Nah!

Here.

Dan

Discussion is locked
You are posting a reply to: How could this be?
The posting of advertisements, profanity, or personal attacks is prohibited. Please refer to our CNET Forums policies for details. All submitted content is subject to our Terms of Use.
Track this discussion and email me when there are updates

If you're asking for technical help, please be sure to include all your system info, including operating system, model number, and any other specifics related to the problem. Also please exercise your best judgment when posting in the forums--revealing personal information such as your e-mail address, telephone number, and address is not recommended.

You are reporting the following post: How could this be?
This post has been flagged and will be reviewed by our staff. Thank you for helping us maintain CNET's great community.
Sorry, there was a problem flagging this post. Please try again now or at a later time.
If you believe this post is offensive or violates the CNET Forums' Usage policies, you can report it below (this will not automatically remove the post). Once reported, our moderators will be notified and the post will be reviewed.
Collapse -
Makes sense.
by RB2D2 / September 23, 2004 11:22 AM PDT
In reply to: How could this be?
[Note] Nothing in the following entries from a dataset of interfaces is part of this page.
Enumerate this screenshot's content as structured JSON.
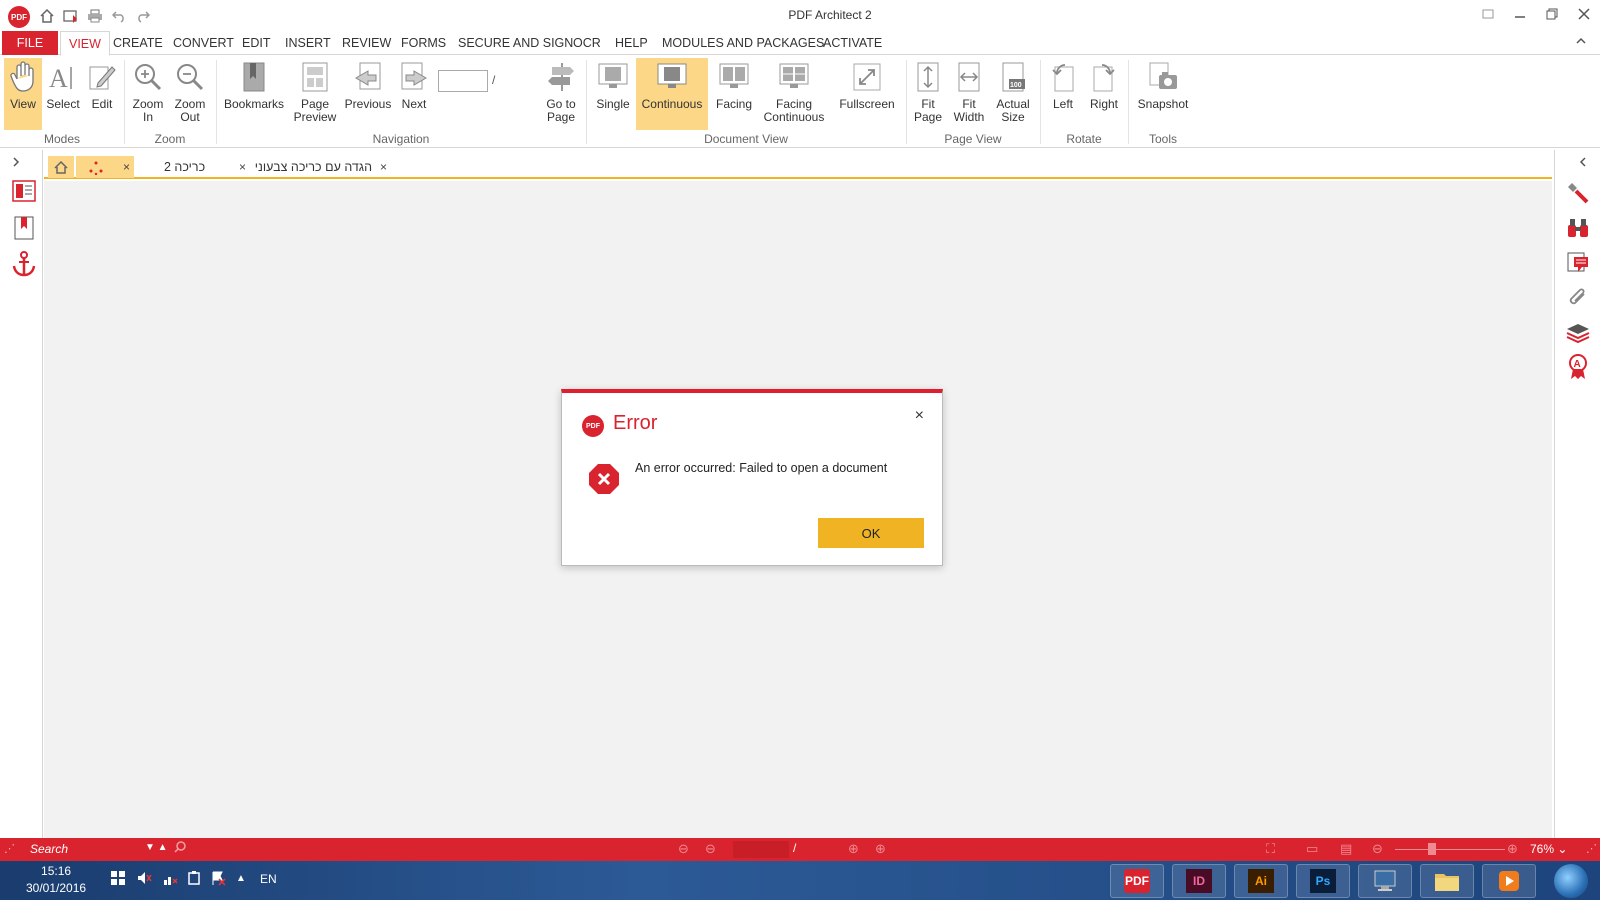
{
  "window": {
    "title": "PDF Architect 2",
    "logo_text": "PDF"
  },
  "menu": {
    "items": [
      "FILE",
      "VIEW",
      "CREATE",
      "CONVERT",
      "EDIT",
      "INSERT",
      "REVIEW",
      "FORMS",
      "SECURE AND SIGN",
      "OCR",
      "HELP",
      "MODULES AND PACKAGES",
      "ACTIVATE"
    ],
    "active": "VIEW"
  },
  "ribbon": {
    "buttons": {
      "view": [
        "View"
      ],
      "select": [
        "Select"
      ],
      "edit": [
        "Edit"
      ],
      "zoom_in": [
        "Zoom",
        "In"
      ],
      "zoom_out": [
        "Zoom",
        "Out"
      ],
      "bookmarks": [
        "Bookmarks"
      ],
      "page_preview": [
        "Page",
        "Preview"
      ],
      "previous": [
        "Previous"
      ],
      "next": [
        "Next"
      ],
      "go_to_page": [
        "Go to",
        "Page"
      ],
      "single": [
        "Single"
      ],
      "continuous": [
        "Continuous"
      ],
      "facing": [
        "Facing"
      ],
      "facing_continuous": [
        "Facing",
        "Continuous"
      ],
      "fullscreen": [
        "Fullscreen"
      ],
      "fit_page": [
        "Fit",
        "Page"
      ],
      "fit_width": [
        "Fit",
        "Width"
      ],
      "actual_size": [
        "Actual",
        "Size"
      ],
      "left": [
        "Left"
      ],
      "right": [
        "Right"
      ],
      "snapshot": [
        "Snapshot"
      ]
    },
    "groups": {
      "modes": "Modes",
      "zoom": "Zoom",
      "navigation": "Navigation",
      "document_view": "Document View",
      "page_view": "Page View",
      "rotate": "Rotate",
      "tools": "Tools"
    },
    "page_separator": "/",
    "actual_size_badge": "100"
  },
  "tabs": {
    "doc2": "כריכה 2",
    "doc3": "הגדה עם כריכה צבעוני",
    "close": "×"
  },
  "dialog": {
    "title": "Error",
    "message": "An error occurred: Failed to open a document",
    "ok_label": "OK",
    "close": "×"
  },
  "statusbar": {
    "search_label": "Search",
    "page_separator": "/",
    "zoom": "76%"
  },
  "taskbar": {
    "time": "15:16",
    "date": "30/01/2016",
    "lang": "EN",
    "apps": [
      {
        "name": "pdf-architect",
        "label": "PDF",
        "bg": "#d9232e",
        "fg": "#ffffff"
      },
      {
        "name": "indesign",
        "label": "ID",
        "bg": "#4a0c25",
        "fg": "#f068a0"
      },
      {
        "name": "illustrator",
        "label": "Ai",
        "bg": "#3a1e02",
        "fg": "#ff9a00"
      },
      {
        "name": "photoshop",
        "label": "Ps",
        "bg": "#0a1e3a",
        "fg": "#31a8ff"
      },
      {
        "name": "computer",
        "label": "",
        "bg": "#6a7b8c",
        "fg": "#ffffff"
      },
      {
        "name": "explorer",
        "label": "",
        "bg": "#e8c463",
        "fg": "#ffffff"
      },
      {
        "name": "media",
        "label": "",
        "bg": "#f07c1c",
        "fg": "#ffffff"
      }
    ]
  },
  "colors": {
    "brand_red": "#d9232e",
    "highlight": "#fcd788",
    "ok_button": "#f0b323"
  }
}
If the Iraqi people really are glad that we are there than naturally they will want to help us, especially if captured. Unless we beat them over the head and make them resentful instead.

Collapse -
No, and if you had actually read it...
by Edward ODaniel / September 23, 2004 11:39 AM PDT
In reply to: How could this be?
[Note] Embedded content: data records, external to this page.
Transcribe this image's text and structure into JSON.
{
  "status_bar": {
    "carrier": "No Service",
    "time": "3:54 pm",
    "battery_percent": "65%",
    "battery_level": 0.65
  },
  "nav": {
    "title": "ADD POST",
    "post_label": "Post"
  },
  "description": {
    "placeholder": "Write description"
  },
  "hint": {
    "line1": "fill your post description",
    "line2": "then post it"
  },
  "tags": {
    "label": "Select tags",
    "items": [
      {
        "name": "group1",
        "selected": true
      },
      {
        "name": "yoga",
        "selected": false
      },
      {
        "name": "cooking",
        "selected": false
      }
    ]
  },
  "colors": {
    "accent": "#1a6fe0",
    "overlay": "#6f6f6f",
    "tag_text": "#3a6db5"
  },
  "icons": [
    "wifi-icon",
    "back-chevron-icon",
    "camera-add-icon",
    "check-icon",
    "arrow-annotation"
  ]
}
wou wouldn't have exhibited the knee jerk either.

You appear to have leaped to your conclusion based on - the number of "high-value" intelligence reports drawn from interrogations of Iraqi prisoners had increased by more than half on a monthly basis since January. That was when American officials disclosed that they were investigating abuses of Iraqi prisoners at the hands of U.S. military police and intelligence officers at Abu Ghraib.

And never got as far as - In May, a number of physically and psychologically coercive practices used by interrogators to break down suspected Iraqi insurgents were prohibited following reports of widespread abuse at Abu Ghraib. Among those techniques banned by American commanders were sleep deprivation, the hooding and stripping of prisoners, and the use of dogs to frighten detainees. and definitely not to - In May, June and July, we made slow progress, because we were developing our teams again, getting our procedures, and allowing them to get their confidence built back up," Miller said.
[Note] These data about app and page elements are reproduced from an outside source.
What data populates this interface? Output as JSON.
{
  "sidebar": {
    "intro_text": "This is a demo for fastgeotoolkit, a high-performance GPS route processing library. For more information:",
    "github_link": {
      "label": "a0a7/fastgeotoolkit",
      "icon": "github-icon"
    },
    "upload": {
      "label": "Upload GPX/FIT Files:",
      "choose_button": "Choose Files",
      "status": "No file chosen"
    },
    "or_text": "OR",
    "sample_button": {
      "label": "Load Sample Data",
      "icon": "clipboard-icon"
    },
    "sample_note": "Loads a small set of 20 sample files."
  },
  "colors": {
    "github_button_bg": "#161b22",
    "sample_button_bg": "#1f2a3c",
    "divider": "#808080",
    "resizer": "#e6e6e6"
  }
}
Of the coercive tactics formerly in use in Iraq, only one - holding a prisoner in isolation for more than 30 days - is still permitted, and then only with the permission of a senior officer.


You should also note that torture was not mentioned because torture was not used. That is OK though as we all readily recognize that you are seldom bothered with limiting yourself to facts rather than fantasies.

Care to try again?

Collapse -
You're insulting, as always
by Dan McC / September 23, 2004 11:46 PM PDT

So your point is that we stopped torturing them and put in new procedures and started getting better results?

That's pretty much what I said.

Dan

Collapse -
Re: You're insulting, as always
by Josh K / September 23, 2004 11:50 PM PDT

I think Ed would prefer that you use the word "abuse" in place of "torture." I know the legal difference between those two words means a world of difference to the victims, the Iraqi people and the United Nations, and it should matter to you too. Wink

Aside from that, the passages he quoted appear to support your contention so I'm not sure what he was getting at.

Popular Forums
icon
Computer Newbies 10,686 discussions
icon
Computer Help 54,365 discussions
icon
Laptops 21,181 discussions
icon
Networking & Wireless 16,313 discussions
icon
Phones 17,137 discussions
icon
Security 31,287 discussions
icon
TVs & Home Theaters 22,101 discussions
icon
Windows 7 8,164 discussions
icon
Windows 10 2,657 discussions

Does BMW or Volvo do it best?

Pint-size luxury and funky style

Shopping for a new car this weekend? See how the BMW X2 stacks up against the Volvo XC40 in our side-by-side comparison.